What different artistic media do you use and which is your favourite?

I LOVE the experimental and unlimited nature of mixed-media, collage and assemblage.

I love tinkering with weird and wonderful trinkets, junk and other discarded treasure.

I love challenging the standards of worth, love suggesting meaning and the passage of time through the concatenation of relics, rescued imagery and forgotten toys.

What are you currently working on?

I AM putting together an assemblage and painting studio in the family place in Champagne where I stay during the summer.

At this point, it means mostly overwhelming my mum and aunt’s place with an alarming quantity of flea market finds and attic clearance treasure!

Do you exhibit your work anywhere?

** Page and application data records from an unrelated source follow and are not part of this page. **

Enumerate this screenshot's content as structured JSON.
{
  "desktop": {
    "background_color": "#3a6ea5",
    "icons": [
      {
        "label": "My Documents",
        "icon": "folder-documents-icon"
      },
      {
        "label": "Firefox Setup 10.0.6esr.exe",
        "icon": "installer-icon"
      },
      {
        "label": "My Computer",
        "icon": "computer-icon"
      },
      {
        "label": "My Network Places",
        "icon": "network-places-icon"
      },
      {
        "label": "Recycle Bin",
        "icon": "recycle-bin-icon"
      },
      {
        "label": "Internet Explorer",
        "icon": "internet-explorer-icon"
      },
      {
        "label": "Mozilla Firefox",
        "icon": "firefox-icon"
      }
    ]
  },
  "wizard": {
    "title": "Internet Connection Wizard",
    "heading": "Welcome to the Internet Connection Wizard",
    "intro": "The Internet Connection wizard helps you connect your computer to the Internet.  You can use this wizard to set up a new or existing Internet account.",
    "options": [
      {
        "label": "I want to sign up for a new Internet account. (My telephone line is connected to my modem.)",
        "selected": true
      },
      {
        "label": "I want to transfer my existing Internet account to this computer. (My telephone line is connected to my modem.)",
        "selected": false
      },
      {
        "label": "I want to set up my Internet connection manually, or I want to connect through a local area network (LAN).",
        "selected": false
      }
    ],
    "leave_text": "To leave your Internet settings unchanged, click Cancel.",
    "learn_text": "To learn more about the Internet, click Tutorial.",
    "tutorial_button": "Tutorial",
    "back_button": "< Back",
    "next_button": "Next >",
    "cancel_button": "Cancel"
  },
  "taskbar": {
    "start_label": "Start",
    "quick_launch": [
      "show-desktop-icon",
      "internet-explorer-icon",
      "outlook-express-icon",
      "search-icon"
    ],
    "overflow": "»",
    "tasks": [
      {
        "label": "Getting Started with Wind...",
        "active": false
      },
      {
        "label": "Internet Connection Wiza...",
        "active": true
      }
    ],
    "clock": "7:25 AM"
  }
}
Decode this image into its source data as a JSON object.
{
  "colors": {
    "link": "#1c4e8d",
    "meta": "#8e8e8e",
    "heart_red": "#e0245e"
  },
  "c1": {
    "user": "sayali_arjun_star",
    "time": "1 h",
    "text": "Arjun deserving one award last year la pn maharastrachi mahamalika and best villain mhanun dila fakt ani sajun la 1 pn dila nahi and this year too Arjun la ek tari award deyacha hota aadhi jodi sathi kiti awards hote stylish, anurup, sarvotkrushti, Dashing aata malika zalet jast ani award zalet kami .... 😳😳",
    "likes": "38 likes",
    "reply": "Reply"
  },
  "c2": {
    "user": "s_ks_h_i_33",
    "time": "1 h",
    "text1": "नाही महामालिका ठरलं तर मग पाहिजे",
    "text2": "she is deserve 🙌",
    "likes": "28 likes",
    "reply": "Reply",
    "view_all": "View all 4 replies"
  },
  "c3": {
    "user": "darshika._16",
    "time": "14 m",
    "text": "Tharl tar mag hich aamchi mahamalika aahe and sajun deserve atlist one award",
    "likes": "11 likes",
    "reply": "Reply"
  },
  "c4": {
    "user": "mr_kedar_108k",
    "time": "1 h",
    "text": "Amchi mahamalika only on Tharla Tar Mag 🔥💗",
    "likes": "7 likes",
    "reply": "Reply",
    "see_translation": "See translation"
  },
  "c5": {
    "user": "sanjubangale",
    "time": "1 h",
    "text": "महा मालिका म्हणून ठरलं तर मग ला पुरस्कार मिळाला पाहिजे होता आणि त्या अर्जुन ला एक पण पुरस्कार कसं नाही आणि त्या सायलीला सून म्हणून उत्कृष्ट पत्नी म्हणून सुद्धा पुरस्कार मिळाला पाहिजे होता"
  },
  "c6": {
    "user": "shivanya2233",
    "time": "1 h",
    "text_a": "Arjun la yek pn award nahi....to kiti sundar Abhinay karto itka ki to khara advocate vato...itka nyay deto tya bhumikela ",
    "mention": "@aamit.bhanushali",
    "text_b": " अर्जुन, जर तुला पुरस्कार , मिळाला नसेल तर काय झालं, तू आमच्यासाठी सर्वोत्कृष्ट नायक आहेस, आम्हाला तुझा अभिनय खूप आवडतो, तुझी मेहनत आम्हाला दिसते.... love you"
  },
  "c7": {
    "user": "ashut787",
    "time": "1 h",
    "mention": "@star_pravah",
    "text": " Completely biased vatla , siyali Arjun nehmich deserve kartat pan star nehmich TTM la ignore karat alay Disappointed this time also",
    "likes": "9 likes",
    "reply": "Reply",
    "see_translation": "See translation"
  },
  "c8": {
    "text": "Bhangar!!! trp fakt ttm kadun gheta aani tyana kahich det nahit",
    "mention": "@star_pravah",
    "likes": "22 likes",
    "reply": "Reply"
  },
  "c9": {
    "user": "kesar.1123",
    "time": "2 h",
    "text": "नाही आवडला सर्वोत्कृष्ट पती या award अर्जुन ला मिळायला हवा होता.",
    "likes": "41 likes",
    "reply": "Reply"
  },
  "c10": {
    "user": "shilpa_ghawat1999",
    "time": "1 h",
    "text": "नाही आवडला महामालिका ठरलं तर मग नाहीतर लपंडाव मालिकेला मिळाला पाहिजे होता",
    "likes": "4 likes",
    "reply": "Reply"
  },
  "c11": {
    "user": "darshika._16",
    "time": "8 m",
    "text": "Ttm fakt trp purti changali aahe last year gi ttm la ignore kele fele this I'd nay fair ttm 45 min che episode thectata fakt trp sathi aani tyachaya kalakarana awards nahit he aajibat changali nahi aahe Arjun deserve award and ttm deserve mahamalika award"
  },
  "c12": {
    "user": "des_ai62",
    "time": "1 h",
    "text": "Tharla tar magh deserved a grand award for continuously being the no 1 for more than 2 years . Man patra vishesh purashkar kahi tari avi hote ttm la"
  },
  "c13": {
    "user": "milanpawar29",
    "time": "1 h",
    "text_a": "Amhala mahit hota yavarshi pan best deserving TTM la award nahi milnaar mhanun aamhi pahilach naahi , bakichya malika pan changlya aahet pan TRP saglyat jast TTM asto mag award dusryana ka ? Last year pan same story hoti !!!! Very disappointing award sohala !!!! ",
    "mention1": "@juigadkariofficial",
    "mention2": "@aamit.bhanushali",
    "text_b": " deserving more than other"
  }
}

SOLAS gallery in Leitrim is the most active and artist-friendly venue for exhibiting I have ever known, followed by the Ballyjamesduff museum, Iontas Centre in Castleblayney, the Craíc Theatre in Coalisland, and then Monaghan Market House.

After this show, I hope to take this body of work to other venues anywhere around all 32 counties and beyond.

Any new artistic ventures planned for 2021?

ONCE travelling is safe again, I am looking forward to an informal residency on a beautiful island near the equator where I am considering running plein-air painting and yoga retreats. Watch this space!

What has been your favourite project, to date?

TO DATE, I have had a wonderful experience at Carrickmacross Arts Festival, giving a proper talk and demonstration of my collage and assemblage practice in 2018.

I very much look forward to sharing this process with others in the future.

What are you up to when you aren’t creating art?

WHEN I’m not teaching, art journalling or preparing a show, you can find me practicing yoga – I give beginners's classes and attend Hatha and Ashtanga courses – or trying to lose Covid weight by running on the amazing athletic track in Shercock.

I also learn to sing with a fantastic voice coach who helps me belt out Jazz tunes and not scare off an audience.

How would you describe your artistic style?

SOME key words related to my work could be: eclectic, unconscious, memory, ancestry, discarded, meaning, introspection, weathered, fragile, bookish, playful, experimental, sacred, legacy, therapy, childhood, shamanism, domesticity, and resilience.

What does your art mean to you?

TO ME, art is how you celebrate, embellish and expand what is precious to you.

Whether you’re polishing an altar or folding paper cranes, meditating in an empty room or collecting vintage dress patterns, you can attain this flow state where you are poised right at the centre of your being.